  43. Finding correct k values for balance control Pulled thread insert out of 1st set of links because of high gain on motor Broke connection piece Broke encoder shaft when computer froze Problems Encountered

  44. Results Bonus Day Final Competition Conclusion

  45. Bonus Day On Bonus Day, the project had to meet the following criteria; • Demonstrate indefinite stability when undesturbed • Be able to recover stability when bumped • Swing up not necessary, but bonus points awarded if capable of

  46. Bonus Day Performance After a night of arduous tweaking and adjusting, Bonus Day arrived. The group performed as follows; • Accomplished stability for 20 seconds • Unable to complete swing up • Received 7 out of the maximum 10 points

  47. Competition Day Competition Day was the culmination of all the months of hard work. Competition and grading criteria was as follows; • Groups are to initiate swing up from rest and have link end at a fully stable position • Timing is initiated after program is initiated and stopped when links enter forks • Golf ball is not to exit the measuring forks once it enters them • Stability must be achieved, but quality of stability is not judged
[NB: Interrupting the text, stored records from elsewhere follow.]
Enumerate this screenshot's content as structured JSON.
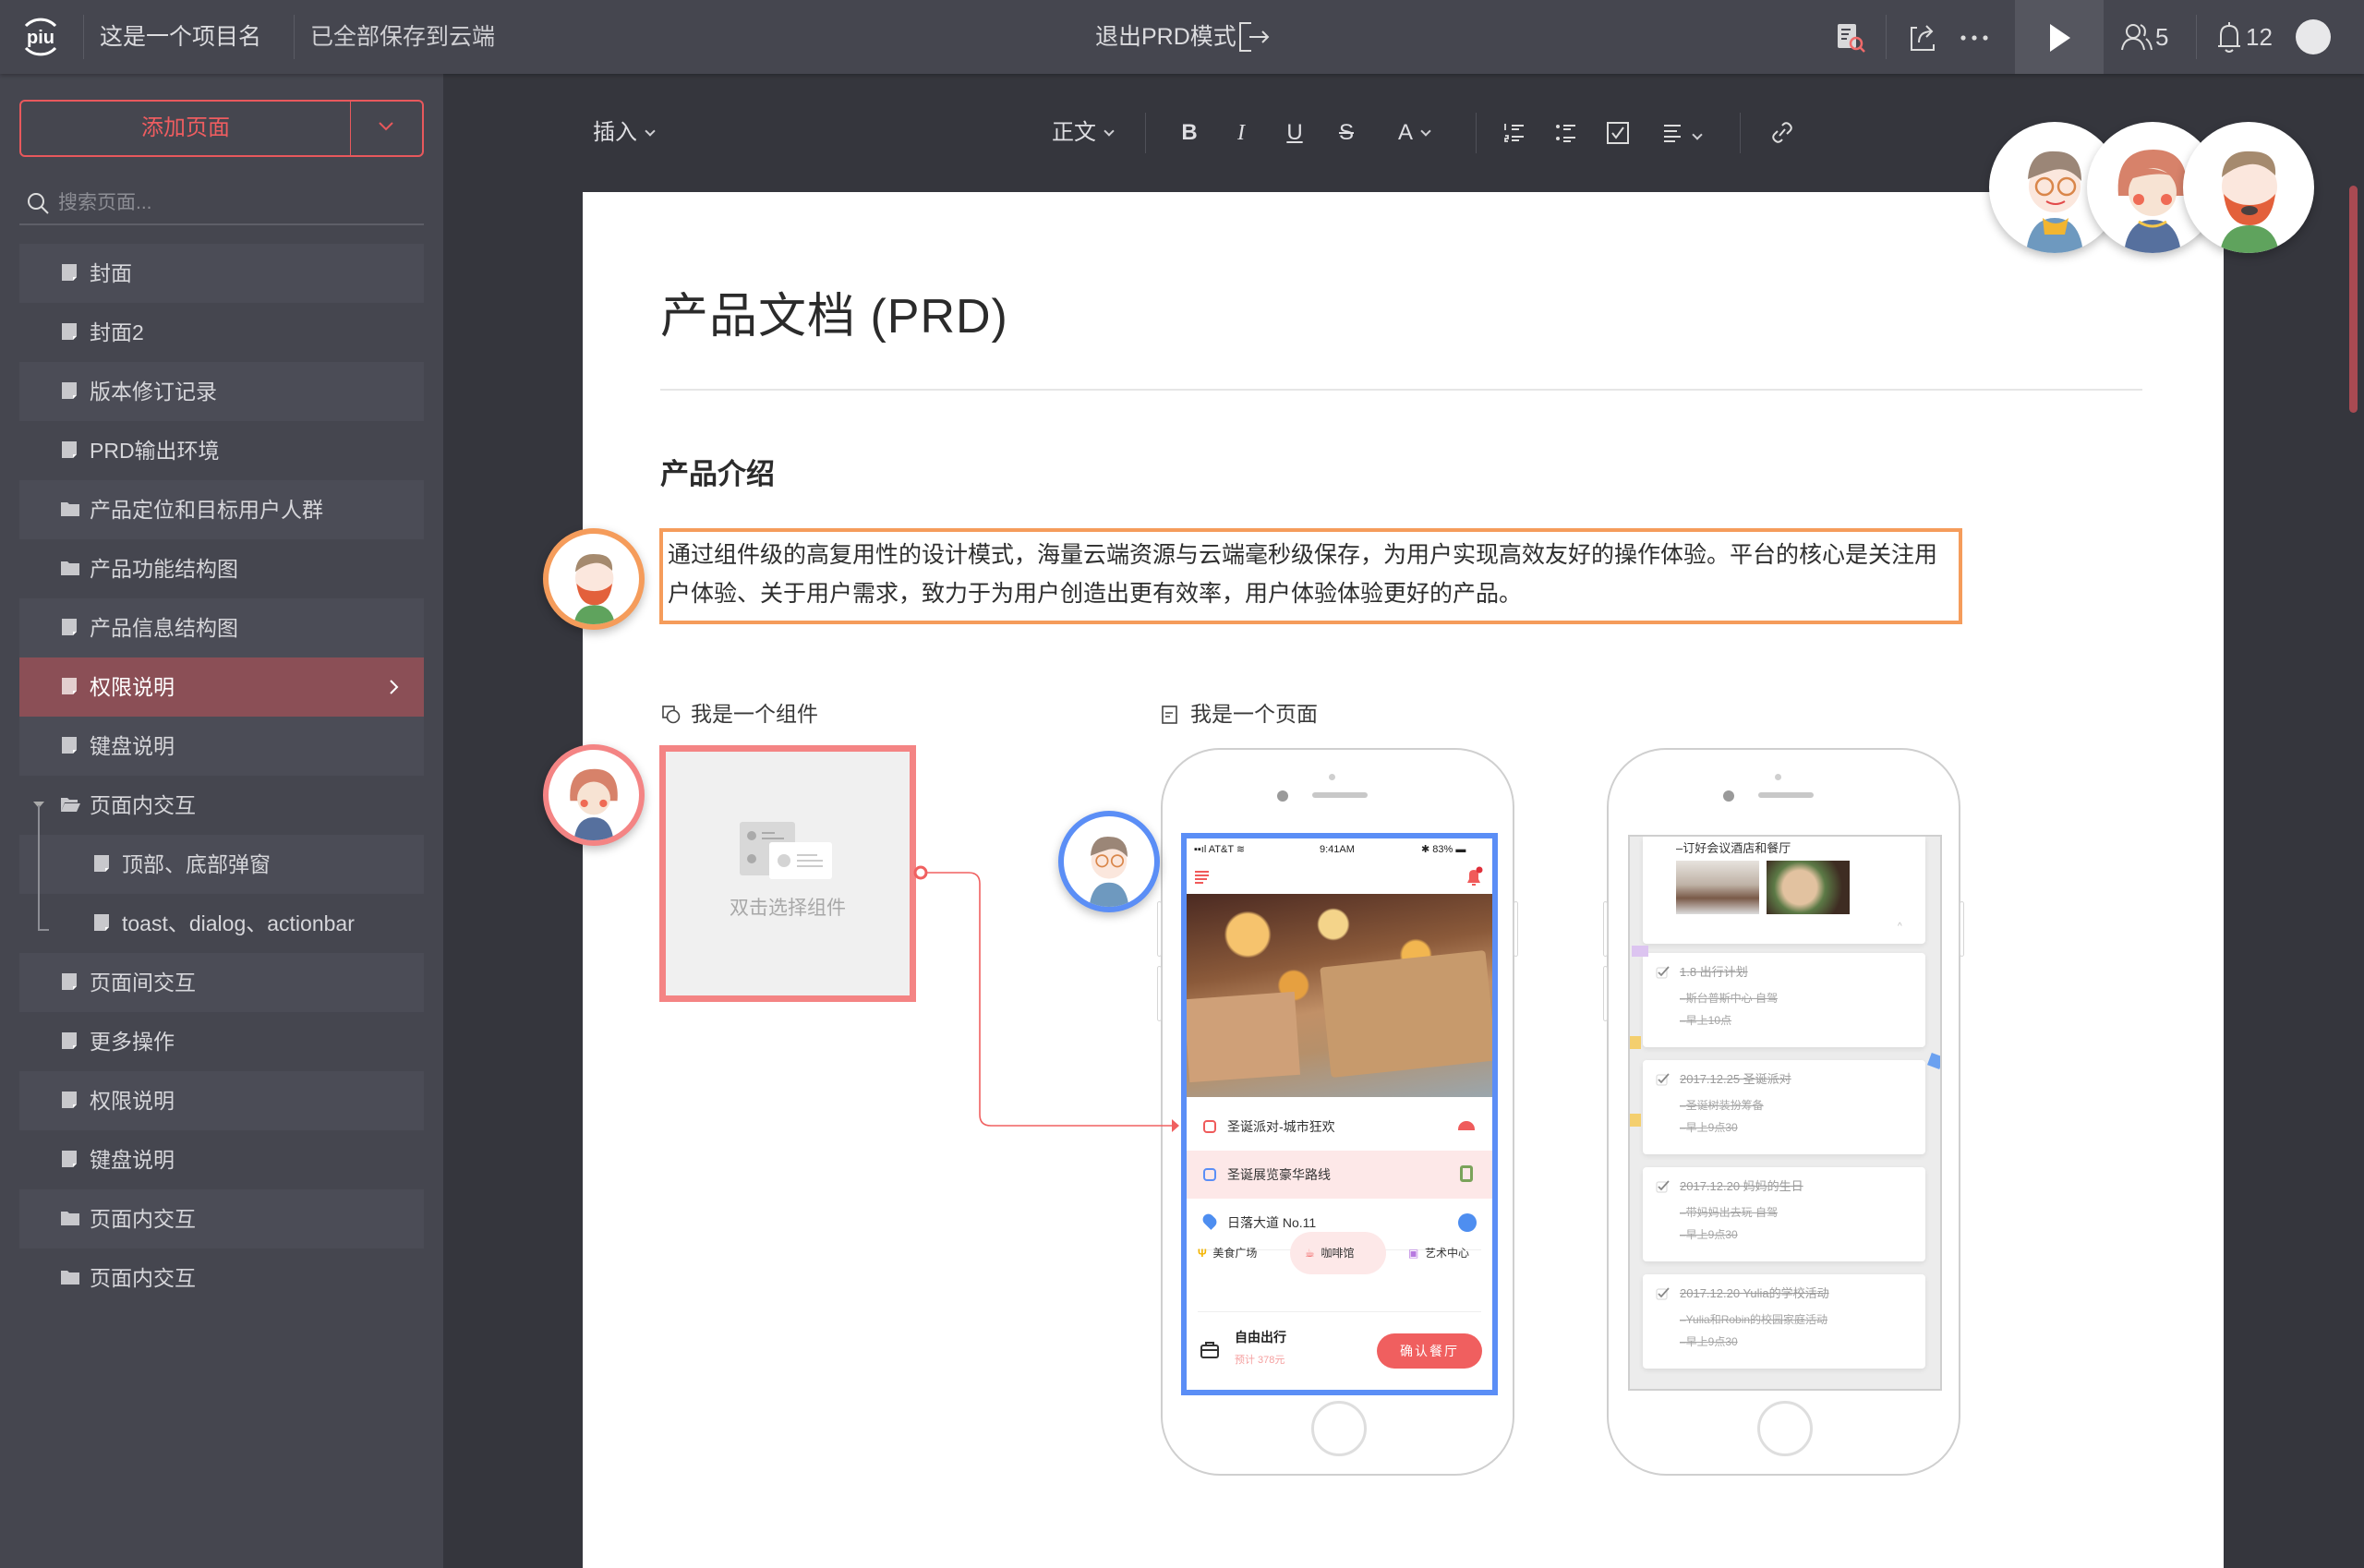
{
  "topbar": {
    "logo_text": "piu",
    "project_name": "这是一个项目名",
    "save_status": "已全部保存到云端",
    "exit_prd_label": "退出PRD模式",
    "collaborators_count": "5",
    "notifications_count": "12",
    "icons": [
      "doc-search-icon",
      "share-icon",
      "more-icon",
      "play-icon",
      "users-icon",
      "bell-icon",
      "user-avatar"
    ]
  },
  "sidebar": {
    "add_page_label": "添加页面",
    "search_placeholder": "搜索页面...",
    "items": [
      {
        "label": "封面",
        "type": "page",
        "level": 0
      },
      {
        "label": "封面2",
        "type": "page",
        "level": 0
      },
      {
        "label": "版本修订记录",
        "type": "page",
        "level": 0
      },
      {
        "label": "PRD输出环境",
        "type": "page",
        "level": 0
      },
      {
        "label": "产品定位和目标用户人群",
        "type": "folder",
        "level": 0
      },
      {
        "label": "产品功能结构图",
        "type": "folder",
        "level": 0
      },
      {
        "label": "产品信息结构图",
        "type": "page",
        "level": 0
      },
      {
        "label": "权限说明",
        "type": "page",
        "level": 0,
        "active": true
      },
      {
        "label": "键盘说明",
        "type": "page",
        "level": 0
      },
      {
        "label": "页面内交互",
        "type": "folder-open",
        "level": 0
      },
      {
        "label": "顶部、底部弹窗",
        "type": "page",
        "level": 1
      },
      {
        "label": "toast、dialog、actionbar",
        "type": "page",
        "level": 1
      },
      {
        "label": "页面间交互",
        "type": "page",
        "level": 0
      },
      {
        "label": "更多操作",
        "type": "page",
        "level": 0
      },
      {
        "label": "权限说明",
        "type": "page",
        "level": 0
      },
      {
        "label": "键盘说明",
        "type": "page",
        "level": 0
      },
      {
        "label": "页面内交互",
        "type": "folder",
        "level": 0
      },
      {
        "label": "页面内交互",
        "type": "folder",
        "level": 0
      }
    ]
  },
  "toolbar": {
    "insert_label": "插入",
    "style_label": "正文",
    "bold": "B",
    "italic": "I",
    "underline": "U",
    "strike": "S",
    "font_color": "A"
  },
  "document": {
    "title": "产品文档 (PRD)",
    "section_heading": "产品介绍",
    "paragraph": "通过组件级的高复用性的设计模式，海量云端资源与云端毫秒级保存，为用户实现高效友好的操作体验。平台的核心是关注用户体验、关于用户需求，致力于为用户创造出更有效率，用户体验体验更好的产品。",
    "component_label": "我是一个组件",
    "component_hint": "双击选择组件",
    "page_label": "我是一个页面"
  },
  "phone1": {
    "carrier": "AT&T",
    "time": "9:41AM",
    "battery": "83%",
    "rows": [
      {
        "label": "圣诞派对-城市狂欢"
      },
      {
        "label": "圣诞展览豪华路线"
      },
      {
        "label": "日落大道 No.11"
      }
    ],
    "categories": [
      "美食广场",
      "咖啡馆",
      "艺术中心"
    ],
    "footer_title": "自由出行",
    "footer_price": "预计 378元",
    "confirm_button": "确认餐厅"
  },
  "phone2": {
    "top_card_text": "–订好会议酒店和餐厅",
    "cards": [
      {
        "title": "1.8 出行计划",
        "lines": [
          "–斯台普斯中心 自驾",
          "–早上10点"
        ]
      },
      {
        "title": "2017.12.25 圣诞派对",
        "lines": [
          "–圣诞树装扮筹备",
          "–早上9点30"
        ]
      },
      {
        "title": "2017.12.20 妈妈的生日",
        "lines": [
          "–带妈妈出去玩 自驾",
          "–早上9点30"
        ]
      },
      {
        "title": "2017.12.20 Yulia的学校活动",
        "lines": [
          "–Yulia和Robin的校园家庭活动",
          "–早上9点30"
        ]
      }
    ]
  },
  "colors": {
    "accent": "#e8585c",
    "active_item": "#8b4f56",
    "highlight_orange": "#f59c5b",
    "component_border": "#f48484",
    "page_border": "#5b8ef6",
    "scrollbar": "#a94a52"
  }
}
  48. Competition Day Results On competition day, groups were allowed 10 minutes to achieve the fastest possible swing up and stability for their machines. Our group performed as follows; • Swing up accomplished in 1.62 seconds • Maximum stability achieved • Performance time good enough for 5th place